I run a “human curated” twitter feed of (traditional) roguelike and roguelike developer news (both established and aspiring devs). My ethical issues with privacy on that platform are constantly being challenged. Running any sort of privacy related tools to safeguard your data, causes a deluge of twitter specific checks and alerts and I’m not sure how long I can keep it up. At some point, I can imagine, protecting your privacy and being on the Twitter platform may become mutually exclusive. My main problem being that the popularity of Twitter means the majority of roguelike news and roguelike developers are present and are very unlikely to make a move to Mastodon.
Computer based wargaming 4
I also run a moderated sub-reddit for computer based wargames, where my monitored RSS feeds of niche news sites and youtube channels supply a healthy dose of curated wargaming news, guides and “let’s plays” every day - as well as providing a home for a growing community of computer based wargaming enthusiasts to discuss these games. The Reddit platform, like Twitter, is also likely to infringe privacy and Reddit has a really bad reputation for some of it’s questionable sub-reddit content. It is a problem for me, because I forged these small communities when my knowledge and appreciation for privacy concerns was limited. Moving small niche communities to other platforms is almost a guarentee that they will fragment and die.
My blog site has evolved over the years from a niche enthusiast blog site, where I documented After Action Reports (AAR) of my computer wargaming exploits (basically written accounts of play with accompanying screenshots explaining situations and decisions made) and wrote about other gaming pursuits and opinion pieces.
So here I am, inspired yet again, by a person I follow on Mastodon, to participate in a call to action, to jump start my blog posting again, alongside many others.
Kev Quirk come up with the idea for #100daystooffload - encouraging a community of others to post their musings in a 100 day window, relaxed, with no pressure and no expectations.
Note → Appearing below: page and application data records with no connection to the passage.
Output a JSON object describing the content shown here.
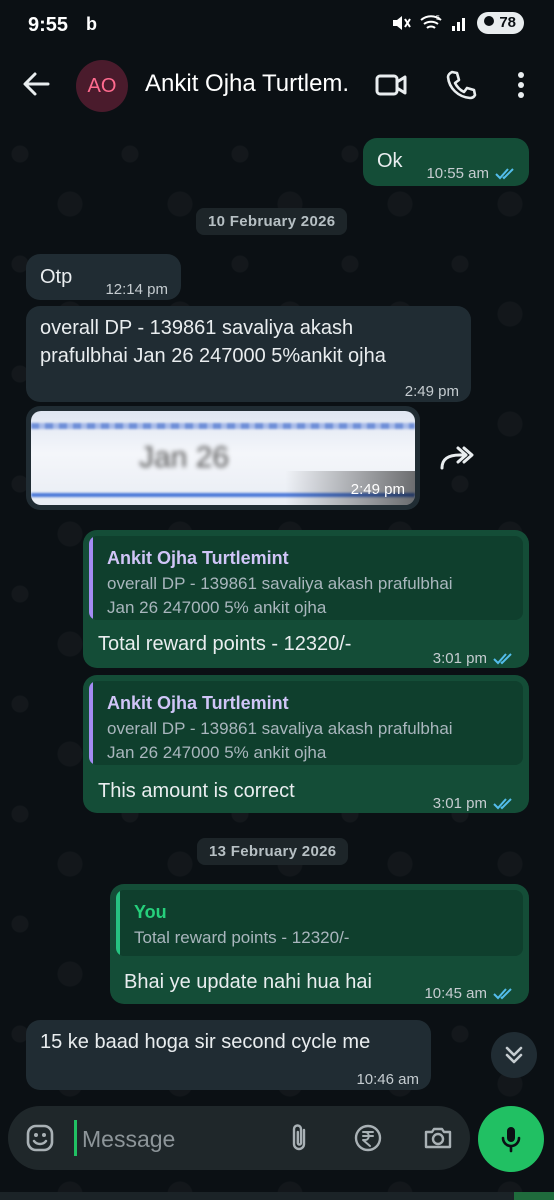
{
  "status_bar": {
    "time": "9:55",
    "carrier_glyph": "b",
    "network": "5",
    "battery": "78"
  },
  "header": {
    "avatar_initials": "AO",
    "contact_name": "Ankit Ojha Turtlem..."
  },
  "messages": {
    "m1": {
      "text": "Ok",
      "time": "10:55 am"
    },
    "date1": "10 February 2026",
    "m2": {
      "text": "Otp",
      "time": "12:14 pm"
    },
    "m3": {
      "line1": "overall DP - 139861  savaliya akash",
      "line2": "prafulbhai  Jan 26  247000 5%ankit ojha",
      "time": "2:49 pm"
    },
    "m4": {
      "image_text": "Jan 26",
      "time": "2:49 pm"
    },
    "m5": {
      "quote_name": "Ankit Ojha Turtlemint",
      "quote_line1": "overall DP - 139861 savaliya akash prafulbhai",
      "quote_line2": "Jan 26  247000 5% ankit ojha",
      "text": "Total reward points - 12320/-",
      "time": "3:01 pm"
    },
    "m6": {
      "quote_name": "Ankit Ojha Turtlemint",
      "quote_line1": "overall DP - 139861 savaliya akash prafulbhai",
      "quote_line2": "Jan 26  247000 5% ankit ojha",
      "text": "This amount is correct",
      "time": "3:01 pm"
    },
    "date2": "13 February 2026",
    "m7": {
      "quote_name": "You",
      "quote_line1": "Total reward points - 12320/-",
      "text": "Bhai ye update nahi hua hai",
      "time": "10:45 am"
    },
    "m8": {
      "text": "15 ke baad hoga sir second cycle me",
      "time": "10:46 am"
    }
  },
  "composer": {
    "placeholder": "Message"
  },
  "colors": {
    "incoming": "#202c33",
    "outgoing": "#144d37",
    "accent": "#21c063",
    "tick": "#53bdeb"
  },
  "icons": [
    "back-arrow-icon",
    "video-call-icon",
    "phone-icon",
    "more-vert-icon",
    "forward-icon",
    "double-chevron-down-icon",
    "sticker-icon",
    "attach-icon",
    "rupee-icon",
    "camera-icon",
    "mic-icon"
  ]
}
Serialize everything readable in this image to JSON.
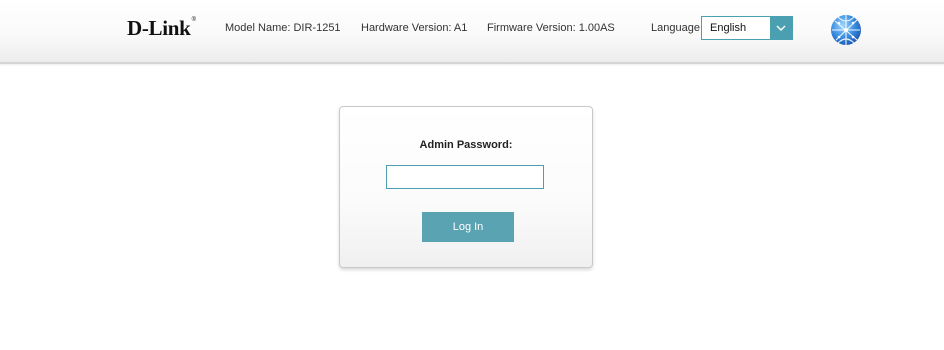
{
  "header": {
    "logo_text": "D-Link",
    "logo_mark": "®",
    "model_name": "Model Name: DIR-1251",
    "hardware_version": "Hardware Version: A1",
    "firmware_version": "Firmware Version: 1.00AS",
    "language_label": "Language:",
    "language_selected": "English",
    "globe_icon": "globe-icon"
  },
  "login": {
    "password_label": "Admin Password:",
    "password_value": "",
    "password_placeholder": "",
    "login_button": "Log In"
  },
  "colors": {
    "accent": "#4aa0b0",
    "button": "#5aa3b2"
  }
}
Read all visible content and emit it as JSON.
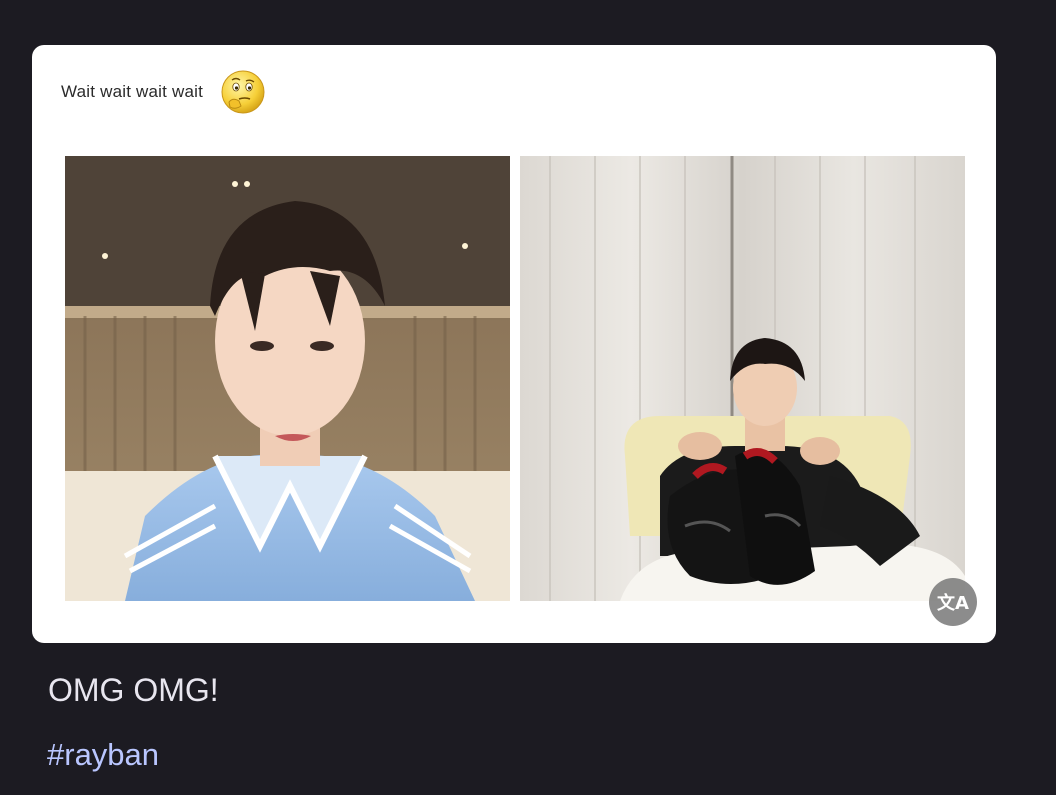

As Kev says… “Just. Write.”
Well this post constitutes my 1 of 100.
And my recommendation on this day is to follow Kev on Mastodon via the Fosstodon instance 8